In yesterday’s keynote, Leo Laporte basically said that search engines would be irrelevant in six months. Clearly Matt Cutts doesn’t agree with that statement.
SEO isn’t a bad thing. Matt started off by equated SEO to coaching.
He looked back on the changes in SEO in the past 10 years, and it’s pretty dramatic:
All are a part of search today and you want to always go where the search engines are GOING TO BE. Change benefits you.
Matt then covered some recent developments. In 2010, Matt’s team was working on a problem with hacked sites and black hat SEOs. In 2011, the team has been collaborating more with the Search Quality team to address low quality sites (i.e., the Panda update). He said that Google wants to know if you have a site of high quality that was damaged by Panda, because that is never their intent. They also have been working on more communication with webmasters to give them a “heads up” when there are problems with a site. Google Webmaster Tools provides a conduit for greater communication between Google and webmasters.
What about the future? A long-term SEO trends include mobile, social and local. He added that private forums and networks, like Facebook, that are not crawlable by Google can’t go into signals for Google’s ranking algorithm (excellent point). He indicated you should probably have a strategy for each.
More things coming in the future include better page understanding. One example was that they are trying to look at how much content is “above the fold”. Is it all ads, or is it true content? That algorithm change is in consideration now.
Search is becoming more personal. The trend is to send more personal searches to Google, similar to how Siri is a personal search in a way.
Google will also continue to put out better tools for searchers. They will also be working on communication and transparency. One example today is that they are currently giving alerts when WordPress is not up to date. They want to expand this type of communication to other packages as well.

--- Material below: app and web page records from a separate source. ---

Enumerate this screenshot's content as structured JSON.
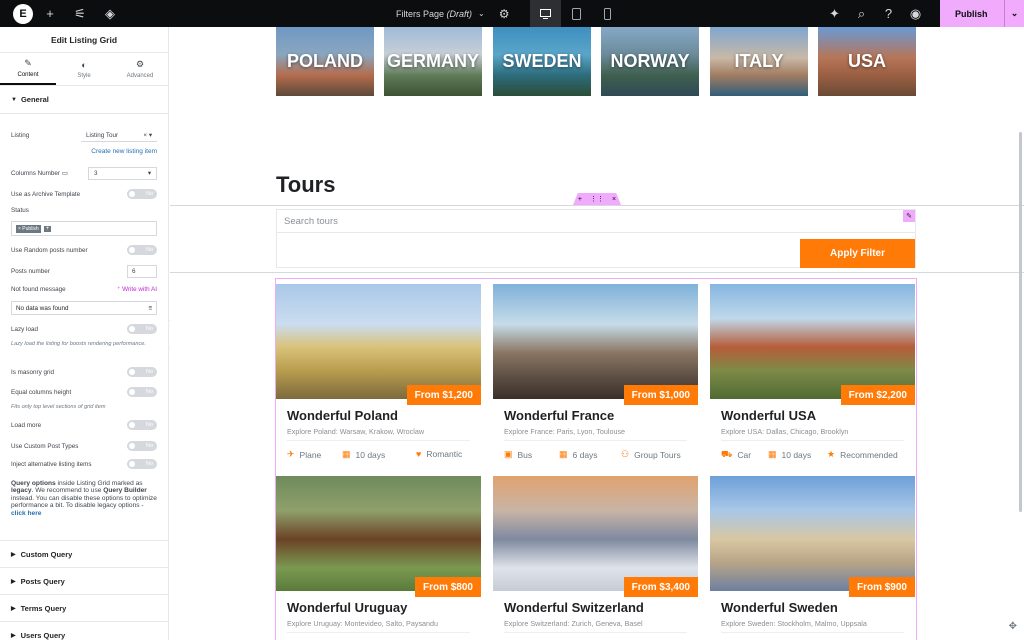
{
  "topbar": {
    "page_title": "Filters Page",
    "page_status": "(Draft)",
    "publish_label": "Publish"
  },
  "panel": {
    "title": "Edit Listing Grid",
    "tabs": [
      {
        "label": "Content",
        "icon": "pencil-icon"
      },
      {
        "label": "Style",
        "icon": "half-circle-icon"
      },
      {
        "label": "Advanced",
        "icon": "gear-icon"
      }
    ],
    "general": {
      "section_label": "General",
      "listing_label": "Listing",
      "listing_value": "Listing Tour",
      "create_new_link": "Create new listing item",
      "columns_label": "Columns Number",
      "columns_value": "3",
      "archive_label": "Use as Archive Template",
      "status_label": "Status",
      "status_tag": "× Publish",
      "random_label": "Use Random posts number",
      "posts_number_label": "Posts number",
      "posts_number_value": "6",
      "not_found_label": "Not found message",
      "write_ai_link": "Write with AI",
      "not_found_value": "No data was found",
      "lazy_label": "Lazy load",
      "lazy_hint": "Lazy load the listing for boosts rendering performance.",
      "masonry_label": "Is masonry grid",
      "equal_label": "Equal columns height",
      "equal_hint": "Fits only top level sections of grid item",
      "load_more_label": "Load more",
      "custom_post_types_label": "Use Custom Post Types",
      "inject_label": "Inject alternative listing items",
      "toggle_off": "No",
      "notice_text_1": "Query options",
      "notice_text_2": " inside Listing Grid marked as ",
      "notice_text_3": "legacy",
      "notice_text_4": ". We recommend to use ",
      "notice_text_5": "Query Builder",
      "notice_text_6": " instead. You can disable these options to optimize performance a bit. To disable legacy options - ",
      "notice_link": "click here"
    },
    "sections": [
      "Custom Query",
      "Posts Query",
      "Terms Query",
      "Users Query"
    ]
  },
  "canvas": {
    "countries": [
      "POLAND",
      "GERMANY",
      "SWEDEN",
      "NORWAY",
      "ITALY",
      "USA"
    ],
    "tours_heading": "Tours",
    "search_placeholder": "Search tours",
    "apply_button": "Apply Filter",
    "cards": [
      {
        "title": "Wonderful Poland",
        "subtitle": "Explore Poland: Warsaw, Krakow, Wroclaw",
        "price": "From $1,200",
        "transport": "Plane",
        "transport_icon": "plane-icon",
        "days": "10 days",
        "tag": "Romantic",
        "tag_icon": "heart-icon"
      },
      {
        "title": "Wonderful France",
        "subtitle": "Explore France: Paris, Lyon, Toulouse",
        "price": "From $1,000",
        "transport": "Bus",
        "transport_icon": "bus-icon",
        "days": "6 days",
        "tag": "Group Tours",
        "tag_icon": "group-icon"
      },
      {
        "title": "Wonderful USA",
        "subtitle": "Explore USA: Dallas, Chicago, Brooklyn",
        "price": "From $2,200",
        "transport": "Car",
        "transport_icon": "car-icon",
        "days": "10 days",
        "tag": "Recommended",
        "tag_icon": "star-icon"
      },
      {
        "title": "Wonderful Uruguay",
        "subtitle": "Explore Uruguay: Montevideo, Salto, Paysandu",
        "price": "From $800"
      },
      {
        "title": "Wonderful Switzerland",
        "subtitle": "Explore Switzerland: Zurich, Geneva, Basel",
        "price": "From $3,400"
      },
      {
        "title": "Wonderful Sweden",
        "subtitle": "Explore Sweden: Stockholm, Malmo, Uppsala",
        "price": "From $900"
      }
    ]
  },
  "colors": {
    "accent": "#ff7a06",
    "editor_pink": "#f0abfc",
    "topbar": "#0c0d0e"
  }
}
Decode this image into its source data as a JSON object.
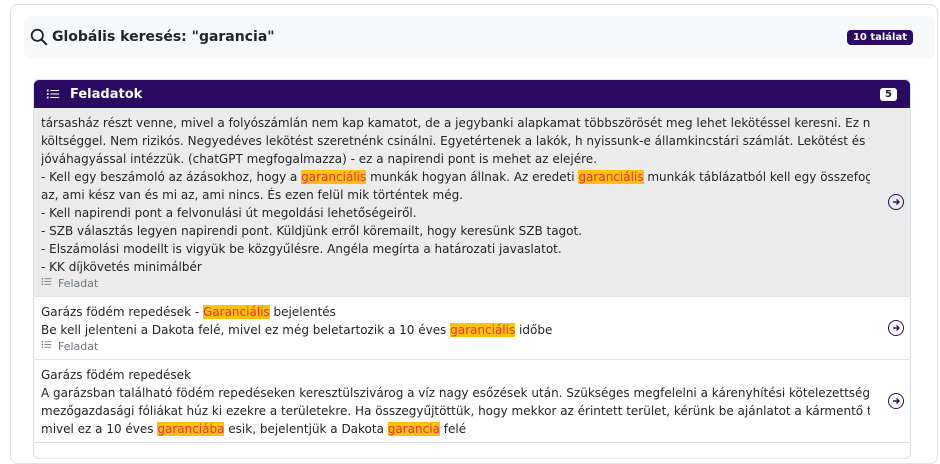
{
  "search": {
    "title": "Globális keresés: \"garancia\"",
    "hits": "10 találat"
  },
  "section": {
    "title": "Feladatok",
    "count": "5"
  },
  "results": [
    {
      "lines": [
        [
          {
            "t": "társasház részt venne, mivel a folyószámlán nem kap kamatot, de a jegybanki alapkamat többszörösét meg lehet lekötéssel keresni. Ez nem jár plusz"
          }
        ],
        [
          {
            "t": "költséggel. Nem rizikós. Negyedéves lekötést szeretnénk csinálni. Egyetértenek a lakók, h nyissunk-e államkincstári számlát. Lekötést és felbontást SZB"
          }
        ],
        [
          {
            "t": "jóváhagyással intézzük. (chatGPT megfogalmazza) - ez a napirendi pont is mehet az elejére."
          }
        ],
        [
          {
            "t": "- Kell egy beszámoló az ázásokhoz, hogy a "
          },
          {
            "t": "garanciális",
            "h": true
          },
          {
            "t": " munkák hogyan állnak. Az eredeti "
          },
          {
            "t": "garanciális",
            "h": true
          },
          {
            "t": " munkák táblázatból kell egy összefoglalás, hogy mi"
          }
        ],
        [
          {
            "t": "az, ami kész van és mi az, ami nincs. És ezen felül mik történtek még."
          }
        ],
        [
          {
            "t": "- Kell napirendi pont a felvonulási út megoldási lehetőségeiről."
          }
        ],
        [
          {
            "t": "- SZB választás legyen napirendi pont. Küldjünk erről köremailt, hogy keresünk SZB tagot."
          }
        ],
        [
          {
            "t": "- Elszámolási modellt is vigyük be közgyűlésre. Angéla megírta a határozati javaslatot."
          }
        ],
        [
          {
            "t": "- KK díjkövetés minimálbér"
          }
        ]
      ],
      "meta": "Feladat"
    },
    {
      "lines": [
        [
          {
            "t": "Garázs födém repedések - "
          },
          {
            "t": "Garanciális",
            "h": true
          },
          {
            "t": " bejelentés"
          }
        ],
        [
          {
            "t": "Be kell jelenteni a Dakota felé, mivel ez még beletartozik a 10 éves "
          },
          {
            "t": "garanciális",
            "h": true
          },
          {
            "t": " időbe"
          }
        ]
      ],
      "meta": "Feladat"
    },
    {
      "lines": [
        [
          {
            "t": "Garázs födém repedések"
          }
        ],
        [
          {
            "t": "A garázsban található födém repedéseken keresztülszivárog a víz nagy esőzések után. Szükséges megfelelni a kárenyhítési kötelezettségünknek, ezért Lali"
          }
        ],
        [
          {
            "t": "mezőgazdasági fóliákat húz ki ezekre a területekre. Ha összegyűjtöttük, hogy mekkor az érintett terület, kérünk be ajánlatot a kármentő tálcákra. Közben,"
          }
        ],
        [
          {
            "t": "mivel ez a 10 éves "
          },
          {
            "t": "garanciába",
            "h": true
          },
          {
            "t": " esik, bejelentjük a Dakota "
          },
          {
            "t": "garancia",
            "h": true
          },
          {
            "t": " felé"
          }
        ]
      ],
      "meta": ""
    }
  ]
}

Finally, Google wants to make it easier to send information to them. Some things you can do now include:
- Sign up for Webmaster Tools
- Sign up for Email Alerts
- Set up “fat pings” when you publish:
- Subscribe to:
- Webmaster blog
- Inside Search blog
- Webmaster Video Channel
Matt then brought up Amit Singhal, and Matt confessed that Amit has the entire Google algorithm in his head (LOL).
Amit said that they’ve tested the Panda update and the measurements are saying that Panda update(s) have improved results for high quality sites. The challenge for publishers has been that no algorithm is perfect — but Google prefers to address things algorithmically. But Google is listening, according to Matt. They’re looking at ways to fix issues for the high quality publishers that have faced challenges with Panda.
The next audience question focused on the trend that Google seems to favor large brands. Matt emphasized that smaller sites often have more agility than larger sites. But many large sites started small. You can succeed. Matt said that things like Webmaster Tools are the equalizer. The small websites are smart enough to really care about how they program the site — because they have to. Matt said that if you concentrate on a very specific area, you have the opportunity to outrank big brands, because big brands often aren’t that granular.
Brett Tabke asked Matt about the issue of the SSL search and hiding of queries. Matt said he cares a lot about the privacy of his queries. He thinks that search is becoming much more personal and will continue to do so. He said they are trying to get ahead of that by addressing SSL to protect users. Matt said that 96% of sites get ALL of the keyword data if you get it from Webmaster Tools, which shows the first 1000 queries. Matt also addressed the frustration that advertisers can see queries while they are not fully available on organic. Matt defended the advertisers receiving this data because it helps advertisers make their ad serving better by ensuring they are advertising on specific, targeted terms. For instance, Hilton hotels would want to be sure that their ads don’t appear on queries for “Paris Hilton”. Matt also said that if they hid it for advertisers too that it would be a lot more work for advertisers to determine the right keywords.